▶ [AIM OF THE EXERCISE] Copy each line below containing "place".

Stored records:
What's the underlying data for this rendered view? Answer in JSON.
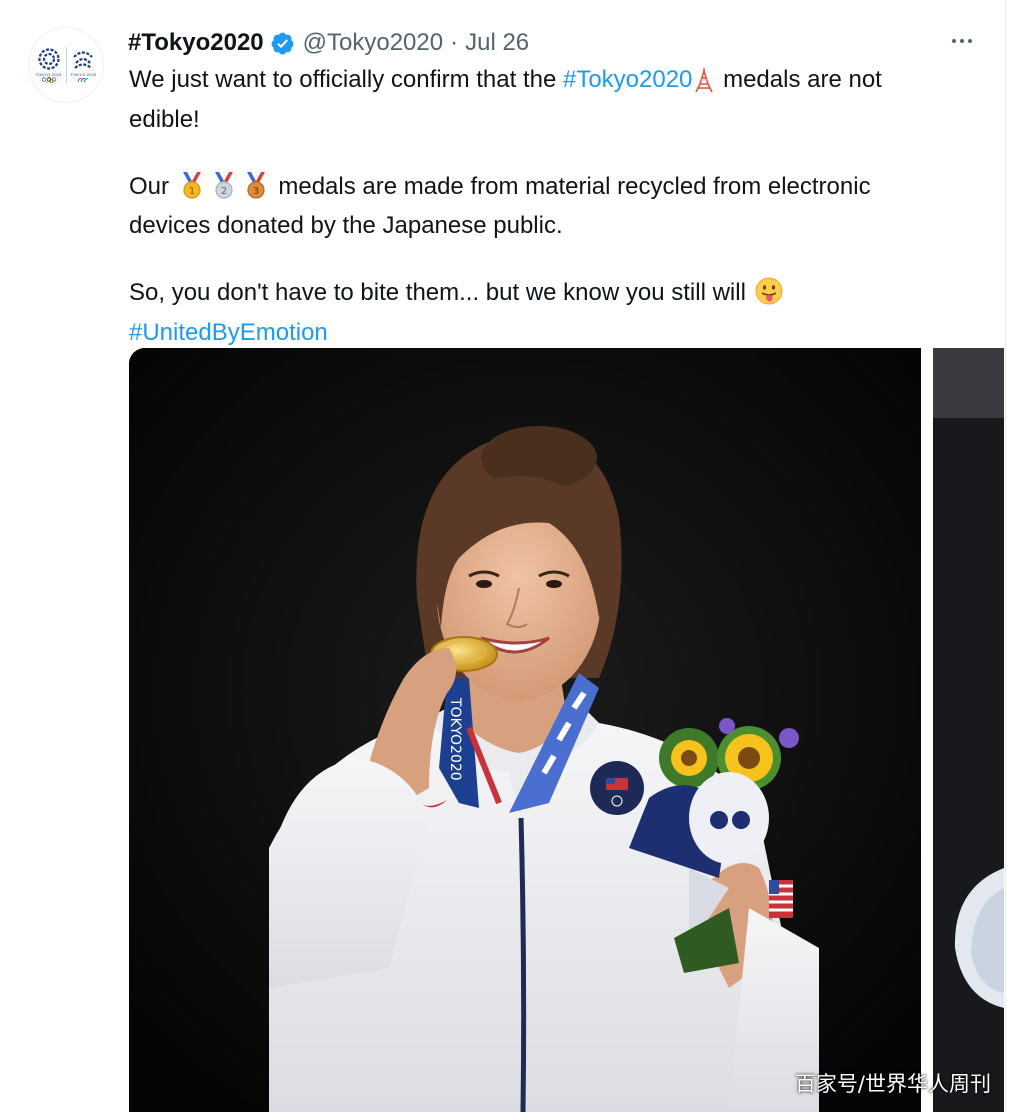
{
  "tweet": {
    "display_name": "#Tokyo2020",
    "handle": "@Tokyo2020",
    "separator": "·",
    "date": "Jul 26",
    "verified_icon": "verified-badge-icon",
    "more_icon": "more-options-icon",
    "avatar_icon": "tokyo2020-olympic-paralympic-emblems",
    "text": {
      "line1_before": "We just want to officially confirm that the ",
      "line1_hashtag": "#Tokyo2020",
      "line1_after": " medals are not",
      "line2": "edible!",
      "line3_before": "Our ",
      "line3_after": " medals are made from material recycled from electronic",
      "line4": "devices donated by the Japanese public.",
      "line5": "So, you don't have to bite them... but we know you still will ",
      "line6_hashtag": "#UnitedByEmotion"
    },
    "emojis": {
      "tower": "tokyo-tower-icon",
      "gold": "first-place-medal-icon",
      "silver": "second-place-medal-icon",
      "bronze": "third-place-medal-icon",
      "tongue": "face-with-tongue-icon"
    }
  },
  "media": {
    "main_photo": "athlete-biting-gold-medal-photo",
    "peek_photo": "second-photo-partial",
    "watermark": "百家号/世界华人周刊"
  },
  "colors": {
    "link": "#1d9bf0",
    "text": "#0f1419",
    "secondary": "#536471",
    "verified": "#1d9bf0"
  }
}
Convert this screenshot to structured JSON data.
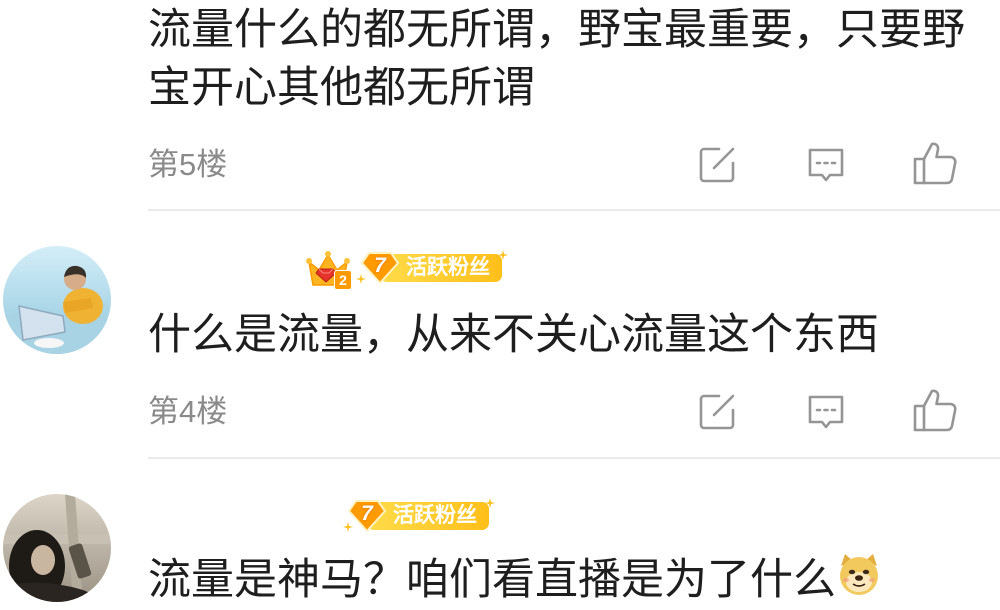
{
  "comments": [
    {
      "text_lines": [
        "流量什么的都无所谓，野宝最重要，只要野",
        "宝开心其他都无所谓"
      ],
      "floor": "第5楼",
      "actions": [
        "share-icon",
        "comment-icon",
        "like-icon"
      ]
    },
    {
      "crown_badge": {
        "icon": "crown-icon",
        "number": "2"
      },
      "fan_badge": {
        "icon": "gem-icon",
        "level": "7",
        "label": "活跃粉丝"
      },
      "text_lines": [
        "什么是流量，从来不关心流量这个东西"
      ],
      "floor": "第4楼",
      "actions": [
        "share-icon",
        "comment-icon",
        "like-icon"
      ]
    },
    {
      "fan_badge": {
        "icon": "gem-icon",
        "level": "7",
        "label": "活跃粉丝"
      },
      "text_lines": [
        "流量是神马？咱们看直播是为了什么"
      ],
      "emoji": "doge-emoji-icon"
    }
  ],
  "colors": {
    "text": "#1e1e1e",
    "meta": "#8a8a8a",
    "icon": "#959595",
    "divider": "#ececec",
    "badge_light": "#ffdc4a",
    "badge_yellow": "#ffbf1a",
    "badge_orange": "#ff9a00",
    "crown_gold": "#ffb422",
    "crown_gem": "#e6332b",
    "background": "#ffffff"
  }
}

▶ [RESULT FOR THIS TASK]
      "gold": "first-place-medal-icon",
      "silver": "second-place-medal-icon",
      "bronze": "third-place-medal-icon",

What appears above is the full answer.